**Task description:** An exact copy of all the records is the expected answer.

**Saved data entries:**
=====
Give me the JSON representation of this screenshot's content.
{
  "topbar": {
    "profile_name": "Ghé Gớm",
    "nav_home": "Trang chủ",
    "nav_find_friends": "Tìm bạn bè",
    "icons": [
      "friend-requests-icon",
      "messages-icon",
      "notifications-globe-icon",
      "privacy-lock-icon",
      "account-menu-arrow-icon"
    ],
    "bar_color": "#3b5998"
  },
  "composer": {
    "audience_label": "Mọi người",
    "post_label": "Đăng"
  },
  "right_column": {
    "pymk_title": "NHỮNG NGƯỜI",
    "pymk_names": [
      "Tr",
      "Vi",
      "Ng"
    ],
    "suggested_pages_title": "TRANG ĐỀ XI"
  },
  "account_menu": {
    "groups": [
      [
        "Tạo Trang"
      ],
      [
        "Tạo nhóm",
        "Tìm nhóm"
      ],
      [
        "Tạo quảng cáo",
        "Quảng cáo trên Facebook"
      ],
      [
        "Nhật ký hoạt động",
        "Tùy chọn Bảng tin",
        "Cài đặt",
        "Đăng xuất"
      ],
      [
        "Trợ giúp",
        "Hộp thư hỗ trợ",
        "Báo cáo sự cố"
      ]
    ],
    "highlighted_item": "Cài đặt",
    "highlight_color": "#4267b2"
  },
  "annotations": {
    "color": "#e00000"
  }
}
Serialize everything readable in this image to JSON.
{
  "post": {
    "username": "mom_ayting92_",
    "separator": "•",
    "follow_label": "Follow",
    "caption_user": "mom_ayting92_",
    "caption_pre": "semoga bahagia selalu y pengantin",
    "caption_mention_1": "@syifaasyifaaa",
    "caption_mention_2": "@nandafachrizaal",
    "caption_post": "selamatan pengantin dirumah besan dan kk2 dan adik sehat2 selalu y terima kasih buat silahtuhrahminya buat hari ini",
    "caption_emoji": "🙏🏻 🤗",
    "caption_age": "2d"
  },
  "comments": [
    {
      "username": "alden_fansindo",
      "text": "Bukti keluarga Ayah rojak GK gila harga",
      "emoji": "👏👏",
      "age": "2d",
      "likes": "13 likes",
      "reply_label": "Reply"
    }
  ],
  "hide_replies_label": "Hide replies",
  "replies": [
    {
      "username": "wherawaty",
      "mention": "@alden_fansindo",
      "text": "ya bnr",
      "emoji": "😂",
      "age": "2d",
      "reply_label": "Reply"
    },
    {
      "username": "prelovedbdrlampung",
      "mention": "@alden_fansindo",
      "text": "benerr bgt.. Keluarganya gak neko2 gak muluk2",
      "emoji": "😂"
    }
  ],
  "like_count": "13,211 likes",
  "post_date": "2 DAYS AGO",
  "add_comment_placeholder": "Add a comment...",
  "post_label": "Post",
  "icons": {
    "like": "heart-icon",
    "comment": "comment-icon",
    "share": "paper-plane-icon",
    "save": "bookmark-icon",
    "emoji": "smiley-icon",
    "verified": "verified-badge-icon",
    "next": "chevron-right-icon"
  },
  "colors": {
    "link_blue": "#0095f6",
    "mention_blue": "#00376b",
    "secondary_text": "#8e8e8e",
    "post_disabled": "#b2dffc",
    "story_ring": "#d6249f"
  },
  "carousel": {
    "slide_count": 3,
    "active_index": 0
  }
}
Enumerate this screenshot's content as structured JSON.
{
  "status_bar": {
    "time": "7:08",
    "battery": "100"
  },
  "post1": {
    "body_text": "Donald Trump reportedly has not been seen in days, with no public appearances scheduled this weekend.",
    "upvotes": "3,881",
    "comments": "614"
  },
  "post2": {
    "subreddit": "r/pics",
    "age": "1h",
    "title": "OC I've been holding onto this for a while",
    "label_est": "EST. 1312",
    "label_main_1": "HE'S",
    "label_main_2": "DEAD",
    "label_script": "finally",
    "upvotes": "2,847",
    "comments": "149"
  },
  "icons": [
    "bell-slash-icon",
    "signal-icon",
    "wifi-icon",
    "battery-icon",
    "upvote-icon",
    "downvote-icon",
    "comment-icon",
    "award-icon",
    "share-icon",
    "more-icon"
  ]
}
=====
**Response area:**
Give me the JSON representation of this screenshot's content.
{
  "topbar": {
    "profile_name": "Ghé Gớm",
    "nav_home": "Trang chủ",
    "nav_find_friends": "Tìm bạn bè",
    "icons": [
      "friend-requests-icon",
      "messages-icon",
      "notifications-globe-icon",
      "privacy-lock-icon",
      "account-menu-arrow-icon"
    ],
    "bar_color": "#3b5998"
  },
  "composer": {
    "audience_label": "Mọi người",
    "post_label": "Đăng"
  },
  "right_column": {
    "pymk_title": "NHỮNG NGƯỜI",
    "pymk_names": [
      "Tr",
      "Vi",
      "Ng"
    ],
    "suggested_pages_title": "TRANG ĐỀ XI"
  },
  "account_menu": {
    "groups": [
      [
        "Tạo Trang"
      ],
      [
        "Tạo nhóm",
        "Tìm nhóm"
      ],
      [
        "Tạo quảng cáo",
        "Quảng cáo trên Facebook"
      ],
      [
        "Nhật ký hoạt động",
        "Tùy chọn Bảng tin",
        "Cài đặt",
        "Đăng xuất"
      ],
      [
        "Trợ giúp",
        "Hộp thư hỗ trợ",
        "Báo cáo sự cố"
      ]
    ],
    "highlighted_item": "Cài đặt",
    "highlight_color": "#4267b2"
  },
  "annotations": {
    "color": "#e00000"
  }
}
Serialize everything readable in this image to JSON.
{
  "post": {
    "username": "mom_ayting92_",
    "separator": "•",
    "follow_label": "Follow",
    "caption_user": "mom_ayting92_",
    "caption_pre": "semoga bahagia selalu y pengantin",
    "caption_mention_1": "@syifaasyifaaa",
    "caption_mention_2": "@nandafachrizaal",
    "caption_post": "selamatan pengantin dirumah besan dan kk2 dan adik sehat2 selalu y terima kasih buat silahtuhrahminya buat hari ini",
    "caption_emoji": "🙏🏻 🤗",
    "caption_age": "2d"
  },
  "comments": [
    {
      "username": "alden_fansindo",
      "text": "Bukti keluarga Ayah rojak GK gila harga",
      "emoji": "👏👏",
      "age": "2d",
      "likes": "13 likes",
      "reply_label": "Reply"
    }
  ],
  "hide_replies_label": "Hide replies",
  "replies": [
    {
      "username": "wherawaty",
      "mention": "@alden_fansindo",
      "text": "ya bnr",
      "emoji": "😂",
      "age": "2d",
      "reply_label": "Reply"
    },
    {
      "username": "prelovedbdrlampung",
      "mention": "@alden_fansindo",
      "text": "benerr bgt.. Keluarganya gak neko2 gak muluk2",
      "emoji": "😂"
    }
  ],
  "like_count": "13,211 likes",
  "post_date": "2 DAYS AGO",
  "add_comment_placeholder": "Add a comment...",
  "post_label": "Post",
  "icons": {
    "like": "heart-icon",
    "comment": "comment-icon",
    "share": "paper-plane-icon",
    "save": "bookmark-icon",
    "emoji": "smiley-icon",
    "verified": "verified-badge-icon",
    "next": "chevron-right-icon"
  },
  "colors": {
    "link_blue": "#0095f6",
    "mention_blue": "#00376b",
    "secondary_text": "#8e8e8e",
    "post_disabled": "#b2dffc",
    "story_ring": "#d6249f"
  },
  "carousel": {
    "slide_count": 3,
    "active_index": 0
  }
}
Enumerate this screenshot's content as structured JSON.
{
  "status_bar": {
    "time": "7:08",
    "battery": "100"
  },
  "post1": {
    "body_text": "Donald Trump reportedly has not been seen in days, with no public appearances scheduled this weekend.",
    "upvotes": "3,881",
    "comments": "614"
  },
  "post2": {
    "subreddit": "r/pics",
    "age": "1h",
    "title": "OC I've been holding onto this for a while",
    "label_est": "EST. 1312",
    "label_main_1": "HE'S",
    "label_main_2": "DEAD",
    "label_script": "finally",
    "upvotes": "2,847",
    "comments": "149"
  },
  "icons": [
    "bell-slash-icon",
    "signal-icon",
    "wifi-icon",
    "battery-icon",
    "upvote-icon",
    "downvote-icon",
    "comment-icon",
    "award-icon",
    "share-icon",
    "more-icon"
  ]
}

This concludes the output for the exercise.